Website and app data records
+++++

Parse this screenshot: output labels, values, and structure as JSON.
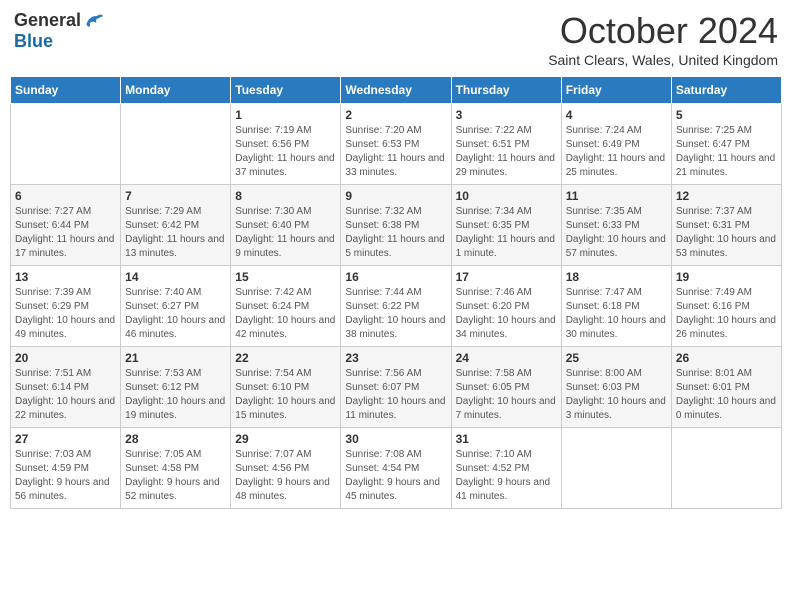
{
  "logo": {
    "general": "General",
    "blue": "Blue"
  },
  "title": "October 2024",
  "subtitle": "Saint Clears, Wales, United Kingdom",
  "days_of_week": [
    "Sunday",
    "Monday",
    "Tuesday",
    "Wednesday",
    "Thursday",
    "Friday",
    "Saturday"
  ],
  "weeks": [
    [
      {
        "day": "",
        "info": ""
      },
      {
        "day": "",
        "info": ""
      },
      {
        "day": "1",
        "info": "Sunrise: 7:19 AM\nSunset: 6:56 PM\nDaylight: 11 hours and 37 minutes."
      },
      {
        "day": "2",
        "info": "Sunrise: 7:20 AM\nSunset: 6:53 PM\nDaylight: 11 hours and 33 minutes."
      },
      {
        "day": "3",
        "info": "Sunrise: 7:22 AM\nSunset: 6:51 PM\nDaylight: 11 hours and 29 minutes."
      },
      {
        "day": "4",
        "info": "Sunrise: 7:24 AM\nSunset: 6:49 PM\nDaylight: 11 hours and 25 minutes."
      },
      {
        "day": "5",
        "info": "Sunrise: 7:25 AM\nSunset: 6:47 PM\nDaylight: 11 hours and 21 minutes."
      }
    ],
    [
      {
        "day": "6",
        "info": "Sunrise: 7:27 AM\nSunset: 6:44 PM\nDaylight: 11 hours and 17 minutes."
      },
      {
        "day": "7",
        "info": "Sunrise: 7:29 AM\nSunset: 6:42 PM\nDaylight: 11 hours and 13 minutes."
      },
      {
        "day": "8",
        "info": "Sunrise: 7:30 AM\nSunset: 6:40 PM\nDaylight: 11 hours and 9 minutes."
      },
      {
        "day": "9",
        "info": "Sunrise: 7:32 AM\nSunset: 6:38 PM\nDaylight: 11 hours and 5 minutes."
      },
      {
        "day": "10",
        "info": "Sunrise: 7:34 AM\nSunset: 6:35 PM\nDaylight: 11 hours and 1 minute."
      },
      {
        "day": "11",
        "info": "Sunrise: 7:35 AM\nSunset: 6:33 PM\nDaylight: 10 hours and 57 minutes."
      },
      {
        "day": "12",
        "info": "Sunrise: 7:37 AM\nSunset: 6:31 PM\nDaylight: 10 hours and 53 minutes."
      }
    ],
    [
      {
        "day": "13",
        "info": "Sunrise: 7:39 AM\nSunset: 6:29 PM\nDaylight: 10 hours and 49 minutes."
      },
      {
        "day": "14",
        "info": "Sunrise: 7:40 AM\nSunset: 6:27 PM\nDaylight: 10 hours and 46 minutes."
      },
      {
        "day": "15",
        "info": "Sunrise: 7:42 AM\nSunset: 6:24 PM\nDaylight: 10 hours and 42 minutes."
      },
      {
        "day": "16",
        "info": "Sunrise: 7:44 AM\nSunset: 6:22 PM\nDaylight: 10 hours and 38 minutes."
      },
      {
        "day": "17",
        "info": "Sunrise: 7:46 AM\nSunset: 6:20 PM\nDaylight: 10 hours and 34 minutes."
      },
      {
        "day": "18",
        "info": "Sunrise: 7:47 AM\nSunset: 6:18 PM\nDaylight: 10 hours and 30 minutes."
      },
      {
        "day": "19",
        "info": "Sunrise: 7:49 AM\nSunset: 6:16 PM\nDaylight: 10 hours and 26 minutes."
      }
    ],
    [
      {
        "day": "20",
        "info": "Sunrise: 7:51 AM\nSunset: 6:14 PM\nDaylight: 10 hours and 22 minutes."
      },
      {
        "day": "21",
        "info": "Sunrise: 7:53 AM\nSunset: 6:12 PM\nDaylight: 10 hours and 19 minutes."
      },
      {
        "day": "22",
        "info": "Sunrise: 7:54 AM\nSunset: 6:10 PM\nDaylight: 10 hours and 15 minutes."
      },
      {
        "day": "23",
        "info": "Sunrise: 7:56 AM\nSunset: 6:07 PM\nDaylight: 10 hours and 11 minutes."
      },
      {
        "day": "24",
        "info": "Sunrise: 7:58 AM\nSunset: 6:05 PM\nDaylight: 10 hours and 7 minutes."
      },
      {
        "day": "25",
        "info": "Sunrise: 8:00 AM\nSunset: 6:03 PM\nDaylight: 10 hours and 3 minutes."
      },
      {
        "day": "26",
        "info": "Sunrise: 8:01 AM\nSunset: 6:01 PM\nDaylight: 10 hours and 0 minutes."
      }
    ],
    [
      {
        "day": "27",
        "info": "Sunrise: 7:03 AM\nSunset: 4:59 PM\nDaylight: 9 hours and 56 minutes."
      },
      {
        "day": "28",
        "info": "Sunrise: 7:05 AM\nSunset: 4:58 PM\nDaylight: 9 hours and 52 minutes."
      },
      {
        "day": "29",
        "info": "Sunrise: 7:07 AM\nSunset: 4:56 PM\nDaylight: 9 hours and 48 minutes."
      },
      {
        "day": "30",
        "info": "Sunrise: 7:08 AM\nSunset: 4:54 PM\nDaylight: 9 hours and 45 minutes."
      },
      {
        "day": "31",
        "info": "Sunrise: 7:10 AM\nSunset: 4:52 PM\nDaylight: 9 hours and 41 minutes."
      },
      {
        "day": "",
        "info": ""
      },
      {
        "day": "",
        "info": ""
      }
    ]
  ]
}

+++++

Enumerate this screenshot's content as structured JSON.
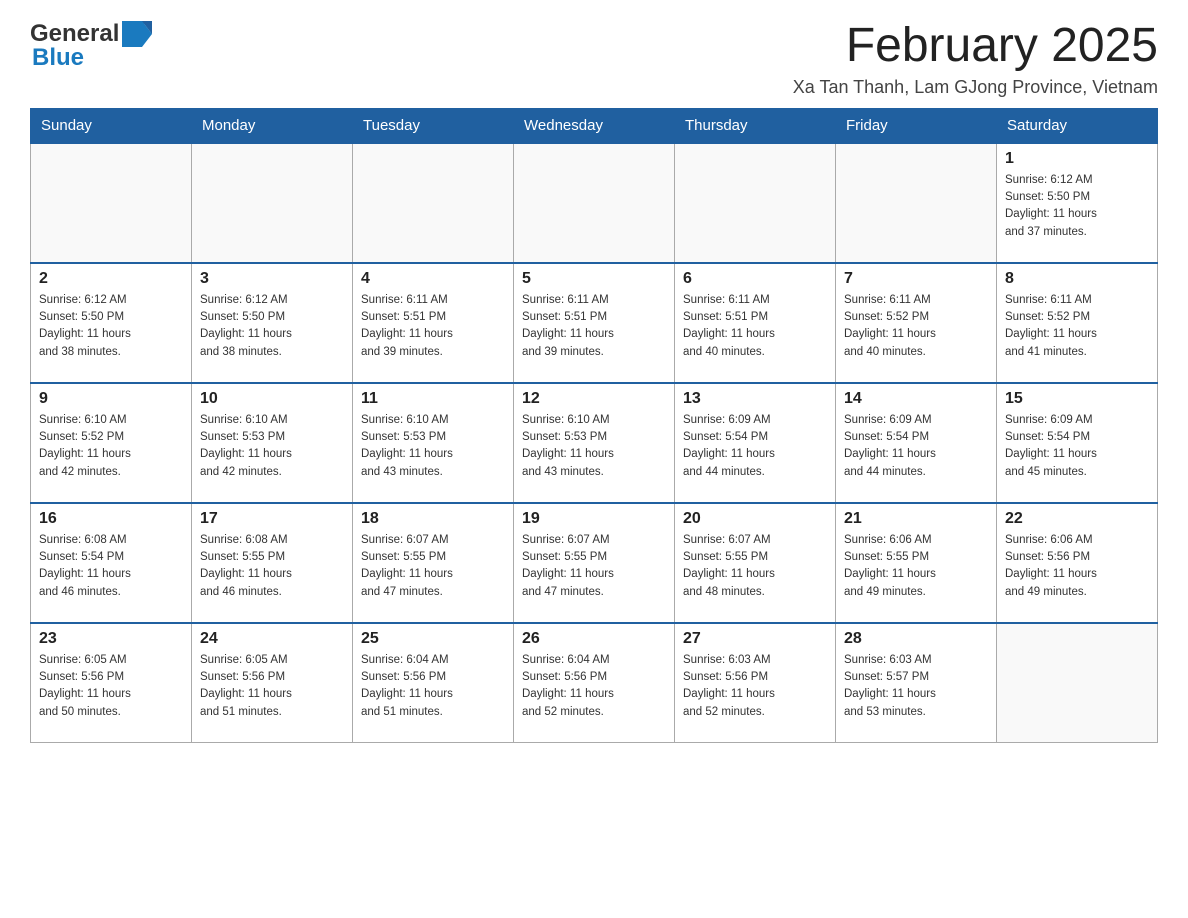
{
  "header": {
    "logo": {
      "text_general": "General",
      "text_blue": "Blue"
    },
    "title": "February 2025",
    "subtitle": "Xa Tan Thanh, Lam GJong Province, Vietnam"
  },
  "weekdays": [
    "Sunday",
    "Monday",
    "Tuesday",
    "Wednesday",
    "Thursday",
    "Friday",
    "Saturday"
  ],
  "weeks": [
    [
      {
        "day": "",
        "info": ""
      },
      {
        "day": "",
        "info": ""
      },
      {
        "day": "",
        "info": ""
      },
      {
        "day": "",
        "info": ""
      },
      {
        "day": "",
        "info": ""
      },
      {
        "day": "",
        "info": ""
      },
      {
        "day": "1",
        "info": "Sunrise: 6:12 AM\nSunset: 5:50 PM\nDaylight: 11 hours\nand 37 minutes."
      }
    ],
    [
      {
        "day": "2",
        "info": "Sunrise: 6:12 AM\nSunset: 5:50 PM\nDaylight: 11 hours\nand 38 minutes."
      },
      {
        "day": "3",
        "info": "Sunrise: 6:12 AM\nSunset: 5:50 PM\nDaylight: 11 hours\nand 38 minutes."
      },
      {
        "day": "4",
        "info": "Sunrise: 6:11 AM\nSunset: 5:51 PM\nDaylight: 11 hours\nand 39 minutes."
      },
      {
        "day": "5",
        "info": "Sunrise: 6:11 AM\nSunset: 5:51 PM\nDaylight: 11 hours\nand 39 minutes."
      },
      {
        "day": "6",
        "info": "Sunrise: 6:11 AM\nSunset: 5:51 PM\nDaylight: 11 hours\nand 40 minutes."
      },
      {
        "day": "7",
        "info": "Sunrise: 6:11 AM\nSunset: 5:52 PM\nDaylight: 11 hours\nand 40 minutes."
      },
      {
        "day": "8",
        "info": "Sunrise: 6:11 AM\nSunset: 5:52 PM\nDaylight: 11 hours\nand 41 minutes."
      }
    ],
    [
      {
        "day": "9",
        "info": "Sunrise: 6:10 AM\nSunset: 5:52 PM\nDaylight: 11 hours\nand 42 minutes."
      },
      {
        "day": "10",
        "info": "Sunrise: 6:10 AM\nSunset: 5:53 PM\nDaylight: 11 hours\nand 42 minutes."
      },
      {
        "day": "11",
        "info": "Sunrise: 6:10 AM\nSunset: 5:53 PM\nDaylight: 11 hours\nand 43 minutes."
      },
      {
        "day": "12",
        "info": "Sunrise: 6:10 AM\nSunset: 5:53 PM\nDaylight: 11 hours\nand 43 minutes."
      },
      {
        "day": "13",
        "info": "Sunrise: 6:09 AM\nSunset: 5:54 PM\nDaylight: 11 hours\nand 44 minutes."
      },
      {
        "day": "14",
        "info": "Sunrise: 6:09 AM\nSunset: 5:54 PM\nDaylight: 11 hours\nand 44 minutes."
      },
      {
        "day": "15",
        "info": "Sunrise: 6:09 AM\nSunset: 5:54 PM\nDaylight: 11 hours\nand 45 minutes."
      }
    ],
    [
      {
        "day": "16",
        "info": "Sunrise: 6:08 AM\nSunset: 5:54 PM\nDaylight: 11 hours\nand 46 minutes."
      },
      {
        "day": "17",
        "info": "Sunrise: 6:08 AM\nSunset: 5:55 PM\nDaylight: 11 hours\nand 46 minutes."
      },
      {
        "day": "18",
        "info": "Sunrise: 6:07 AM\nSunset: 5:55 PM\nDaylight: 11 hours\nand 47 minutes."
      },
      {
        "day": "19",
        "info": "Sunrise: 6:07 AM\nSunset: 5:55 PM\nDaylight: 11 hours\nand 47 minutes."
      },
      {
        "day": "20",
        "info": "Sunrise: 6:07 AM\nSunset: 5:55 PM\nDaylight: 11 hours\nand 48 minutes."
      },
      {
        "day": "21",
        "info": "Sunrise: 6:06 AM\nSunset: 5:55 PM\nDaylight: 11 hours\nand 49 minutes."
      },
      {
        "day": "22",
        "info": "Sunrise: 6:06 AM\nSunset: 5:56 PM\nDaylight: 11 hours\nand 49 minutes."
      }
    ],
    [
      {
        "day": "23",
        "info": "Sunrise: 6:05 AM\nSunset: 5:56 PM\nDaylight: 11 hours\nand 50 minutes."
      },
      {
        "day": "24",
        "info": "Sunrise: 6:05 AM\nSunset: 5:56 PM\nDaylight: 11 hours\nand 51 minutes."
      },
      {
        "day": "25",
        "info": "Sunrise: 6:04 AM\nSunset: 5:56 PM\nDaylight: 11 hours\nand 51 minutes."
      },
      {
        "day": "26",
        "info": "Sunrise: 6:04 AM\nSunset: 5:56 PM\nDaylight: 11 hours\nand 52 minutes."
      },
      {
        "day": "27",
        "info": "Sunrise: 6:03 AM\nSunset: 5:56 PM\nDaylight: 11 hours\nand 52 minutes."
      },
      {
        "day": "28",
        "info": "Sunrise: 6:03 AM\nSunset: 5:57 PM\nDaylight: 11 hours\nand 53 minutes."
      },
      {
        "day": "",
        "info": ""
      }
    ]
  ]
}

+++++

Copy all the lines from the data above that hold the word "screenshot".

Parse this screenshot: output labels, values, and structure as JSON.
Enumerate this screenshot's content as structured JSON.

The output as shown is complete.